Dataset rows describing interfaces:

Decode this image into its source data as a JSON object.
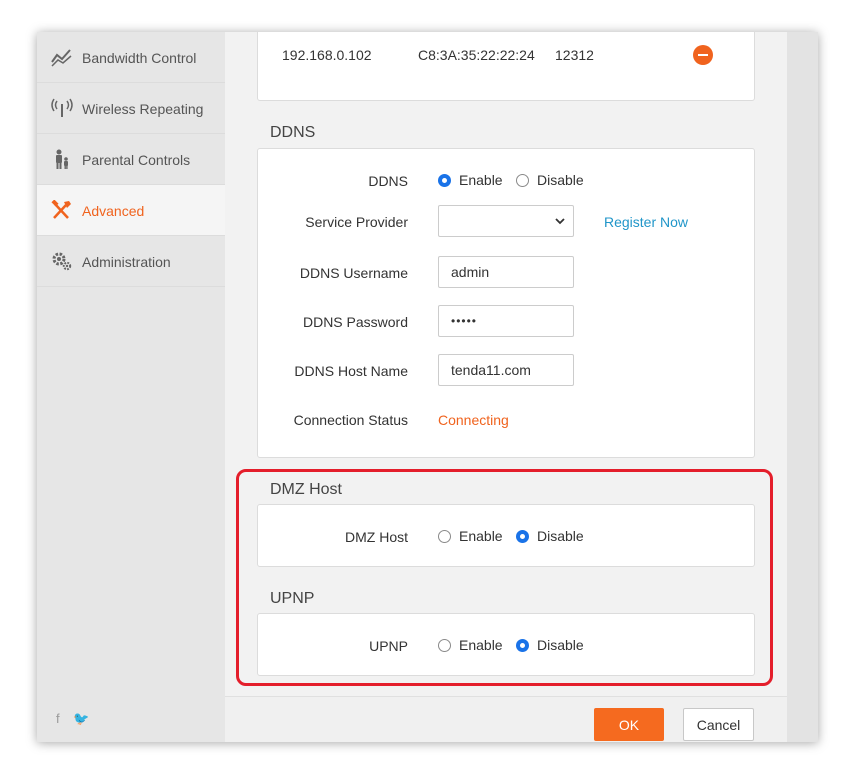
{
  "sidebar": {
    "items": [
      {
        "label": "Bandwidth Control",
        "icon": "chart-line-icon"
      },
      {
        "label": "Wireless Repeating",
        "icon": "wireless-signal-icon"
      },
      {
        "label": "Parental Controls",
        "icon": "parent-child-icon"
      },
      {
        "label": "Advanced",
        "icon": "tools-icon",
        "active": true
      },
      {
        "label": "Administration",
        "icon": "gears-icon"
      }
    ],
    "social": "f 🐦"
  },
  "top_table": {
    "row": {
      "ip": "192.168.0.102",
      "mac": "C8:3A:35:22:22:24",
      "port": "12312",
      "action_icon": "remove-icon"
    }
  },
  "ddns": {
    "title": "DDNS",
    "ddns_label": "DDNS",
    "enable_label": "Enable",
    "disable_label": "Disable",
    "enabled": true,
    "service_provider_label": "Service Provider",
    "service_provider_value": "",
    "register_link": "Register Now",
    "username_label": "DDNS Username",
    "username_value": "admin",
    "password_label": "DDNS Password",
    "password_value": "•••••",
    "host_label": "DDNS Host Name",
    "host_value": "tenda11.com",
    "status_label": "Connection Status",
    "status_value": "Connecting"
  },
  "dmz": {
    "title": "DMZ Host",
    "label": "DMZ Host",
    "enable_label": "Enable",
    "disable_label": "Disable",
    "enabled": false
  },
  "upnp": {
    "title": "UPNP",
    "label": "UPNP",
    "enable_label": "Enable",
    "disable_label": "Disable",
    "enabled": false
  },
  "footer": {
    "ok_label": "OK",
    "cancel_label": "Cancel"
  },
  "colors": {
    "accent": "#f0631e",
    "link": "#2196c9",
    "radio_on": "#1a73e8",
    "highlight": "#e41e2b"
  }
}
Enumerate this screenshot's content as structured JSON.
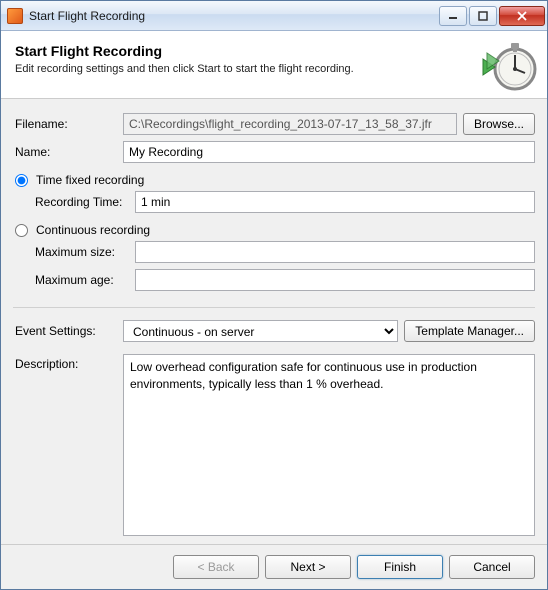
{
  "window": {
    "title": "Start Flight Recording"
  },
  "header": {
    "title": "Start Flight Recording",
    "subtitle": "Edit recording settings and then click Start to start the flight recording."
  },
  "form": {
    "filename_label": "Filename:",
    "filename_value": "C:\\Recordings\\flight_recording_2013-07-17_13_58_37.jfr",
    "browse_label": "Browse...",
    "name_label": "Name:",
    "name_value": "My Recording",
    "radio_time_fixed_label": "Time fixed recording",
    "recording_time_label": "Recording Time:",
    "recording_time_value": "1 min",
    "radio_continuous_label": "Continuous recording",
    "max_size_label": "Maximum size:",
    "max_size_value": "",
    "max_age_label": "Maximum age:",
    "max_age_value": "",
    "event_settings_label": "Event Settings:",
    "event_settings_value": "Continuous - on server",
    "template_manager_label": "Template Manager...",
    "description_label": "Description:",
    "description_value": "Low overhead configuration safe for continuous use in production environments, typically less than 1 % overhead."
  },
  "footer": {
    "back_label": "< Back",
    "next_label": "Next >",
    "finish_label": "Finish",
    "cancel_label": "Cancel"
  }
}
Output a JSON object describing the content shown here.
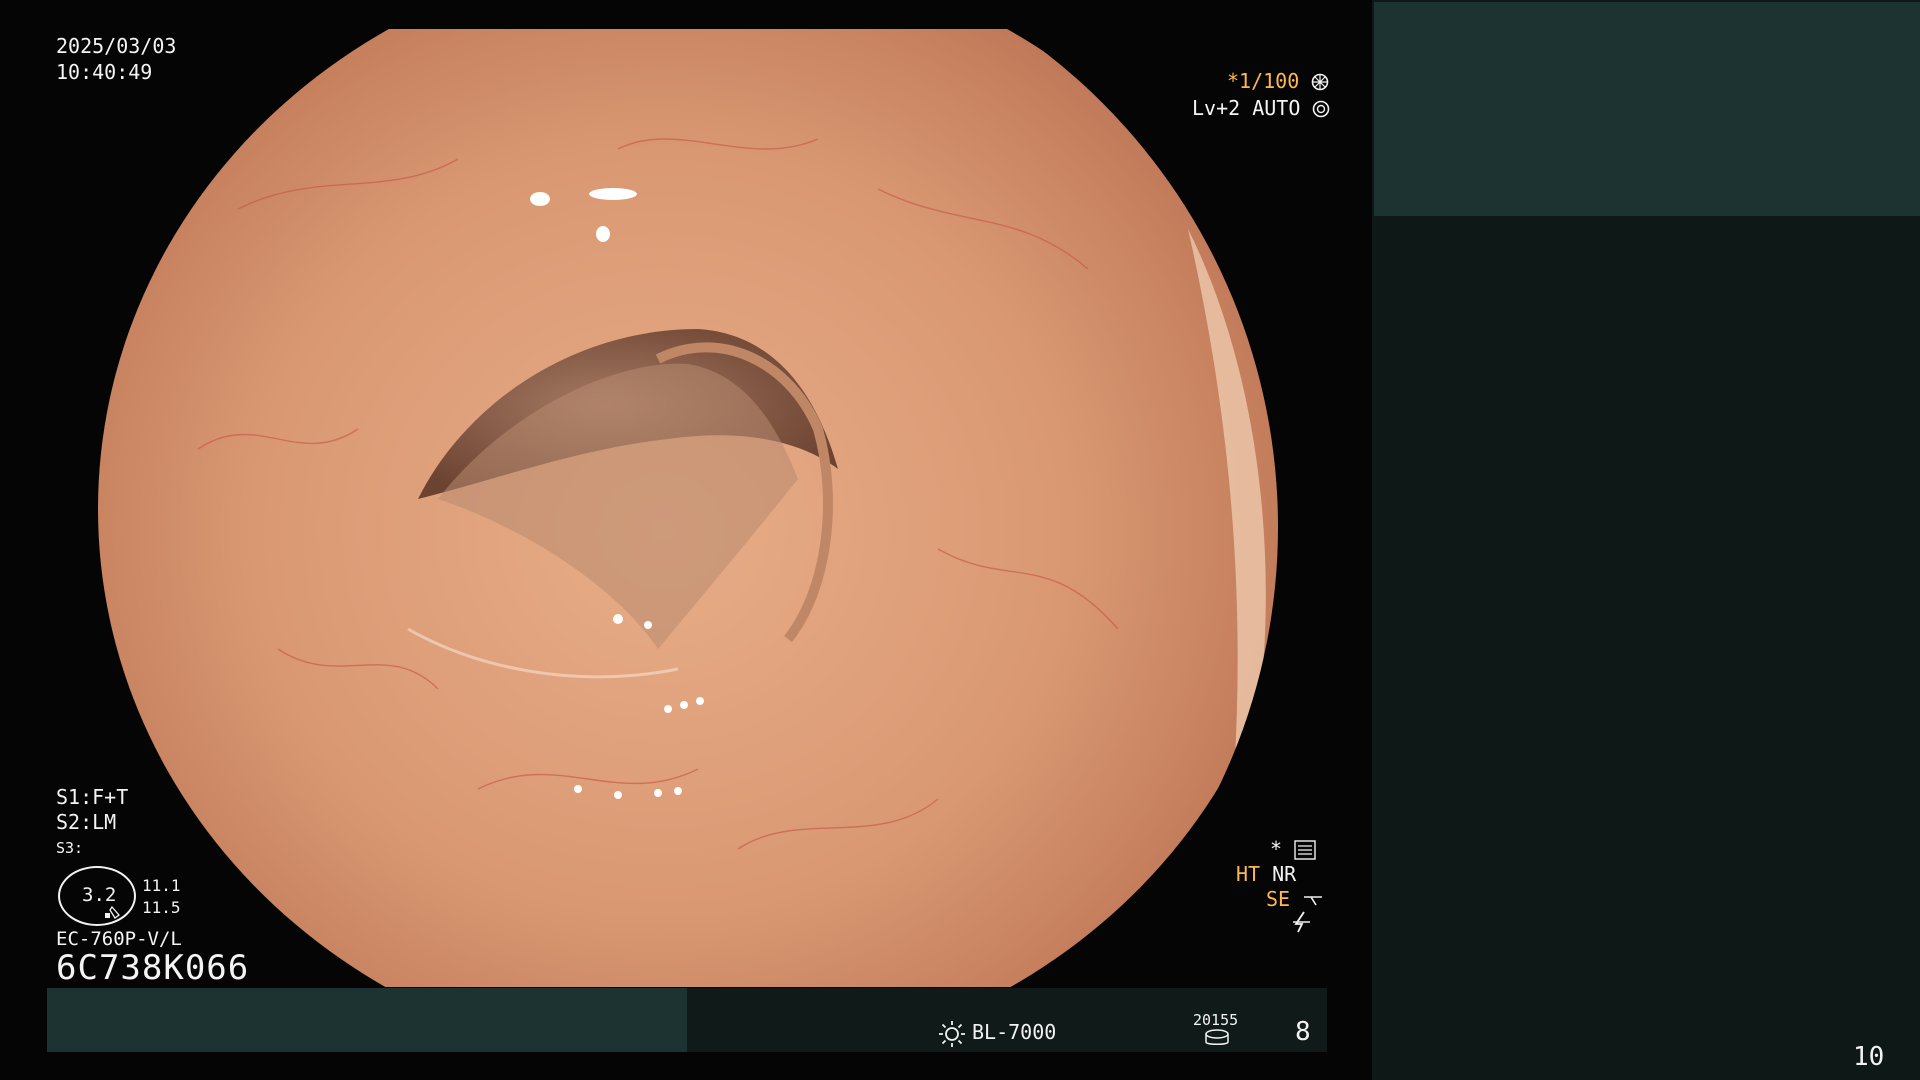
{
  "osd": {
    "date": "2025/03/03",
    "time": "10:40:49",
    "shutter": "*1/100",
    "level": "Lv+2 AUTO",
    "s1": "S1:F+T",
    "s2": "S2:LM",
    "s3": "S3:",
    "zoom": "3.2",
    "sub_value_1": "11.1",
    "sub_value_2": "11.5",
    "scope_model": "EC-760P-V/L",
    "scope_serial": "6C738K066",
    "star": "*",
    "ht": "HT",
    "nr": "NR",
    "se": "SE"
  },
  "status_bar": {
    "light_source": "BL-7000",
    "counter": "20155",
    "page": "8"
  },
  "right_panel": {
    "number": "10"
  },
  "colors": {
    "amber_text": "#ffb84d",
    "teal_panel": "#1c3331",
    "dark_panel": "#0e1816"
  },
  "icons": [
    "shutter-wheel-icon",
    "auto-iris-icon",
    "settings-panel-icon",
    "enhance-curve-icon",
    "bolt-icon",
    "sun-icon",
    "disk-icon",
    "scope-tip-icon"
  ]
}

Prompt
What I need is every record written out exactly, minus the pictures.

Answer to this problem
Decode this image into its source data as a JSON object.
{
  "sidebar": {
    "items": [
      {
        "label": "Bandwidth Control",
        "icon": "chart-line-icon"
      },
      {
        "label": "Wireless Repeating",
        "icon": "wireless-signal-icon"
      },
      {
        "label": "Parental Controls",
        "icon": "parent-child-icon"
      },
      {
        "label": "Advanced",
        "icon": "tools-icon",
        "active": true
      },
      {
        "label": "Administration",
        "icon": "gears-icon"
      }
    ],
    "social": "f 🐦"
  },
  "top_table": {
    "row": {
      "ip": "192.168.0.102",
      "mac": "C8:3A:35:22:22:24",
      "port": "12312",
      "action_icon": "remove-icon"
    }
  },
  "ddns": {
    "title": "DDNS",
    "ddns_label": "DDNS",
    "enable_label": "Enable",
    "disable_label": "Disable",
    "enabled": true,
    "service_provider_label": "Service Provider",
    "service_provider_value": "",
    "register_link": "Register Now",
    "username_label": "DDNS Username",
    "username_value": "admin",
    "password_label": "DDNS Password",
    "password_value": "•••••",
    "host_label": "DDNS Host Name",
    "host_value": "tenda11.com",
    "status_label": "Connection Status",
    "status_value": "Connecting"
  },
  "dmz": {
    "title": "DMZ Host",
    "label": "DMZ Host",
    "enable_label": "Enable",
    "disable_label": "Disable",
    "enabled": false
  },
  "upnp": {
    "title": "UPNP",
    "label": "UPNP",
    "enable_label": "Enable",
    "disable_label": "Disable",
    "enabled": false
  },
  "footer": {
    "ok_label": "OK",
    "cancel_label": "Cancel"
  },
  "colors": {
    "accent": "#f0631e",
    "link": "#2196c9",
    "radio_on": "#1a73e8",
    "highlight": "#e41e2b"
  }
}
Enumerate this screenshot's content as structured JSON.
{
  "window": {
    "title": "Start Flight Recording"
  },
  "header": {
    "title": "Start Flight Recording",
    "subtitle": "Edit recording settings and then click Start to start the flight recording."
  },
  "form": {
    "filename_label": "Filename:",
    "filename_value": "C:\\Recordings\\flight_recording_2013-07-17_13_58_37.jfr",
    "browse_label": "Browse...",
    "name_label": "Name:",
    "name_value": "My Recording",
    "radio_time_fixed_label": "Time fixed recording",
    "recording_time_label": "Recording Time:",
    "recording_time_value": "1 min",
    "radio_continuous_label": "Continuous recording",
    "max_size_label": "Maximum size:",
    "max_size_value": "",
    "max_age_label": "Maximum age:",
    "max_age_value": "",
    "event_settings_label": "Event Settings:",
    "event_settings_value": "Continuous - on server",
    "template_manager_label": "Template Manager...",
    "description_label": "Description:",
    "description_value": "Low overhead configuration safe for continuous use in production environments, typically less than 1 % overhead."
  },
  "footer": {
    "back_label": "< Back",
    "next_label": "Next >",
    "finish_label": "Finish",
    "cancel_label": "Cancel"
  }
}
Output a JSON object describing the content shown here.
{
  "osd": {
    "date": "2025/03/03",
    "time": "10:40:49",
    "shutter": "*1/100",
    "level": "Lv+2 AUTO",
    "s1": "S1:F+T",
    "s2": "S2:LM",
    "s3": "S3:",
    "zoom": "3.2",
    "sub_value_1": "11.1",
    "sub_value_2": "11.5",
    "scope_model": "EC-760P-V/L",
    "scope_serial": "6C738K066",
    "star": "*",
    "ht": "HT",
    "nr": "NR",
    "se": "SE"
  },
  "status_bar": {
    "light_source": "BL-7000",
    "counter": "20155",
    "page": "8"
  },
  "right_panel": {
    "number": "10"
  },
  "colors": {
    "amber_text": "#ffb84d",
    "teal_panel": "#1c3331",
    "dark_panel": "#0e1816"
  },
  "icons": [
    "shutter-wheel-icon",
    "auto-iris-icon",
    "settings-panel-icon",
    "enhance-curve-icon",
    "bolt-icon",
    "sun-icon",
    "disk-icon",
    "scope-tip-icon"
  ]
}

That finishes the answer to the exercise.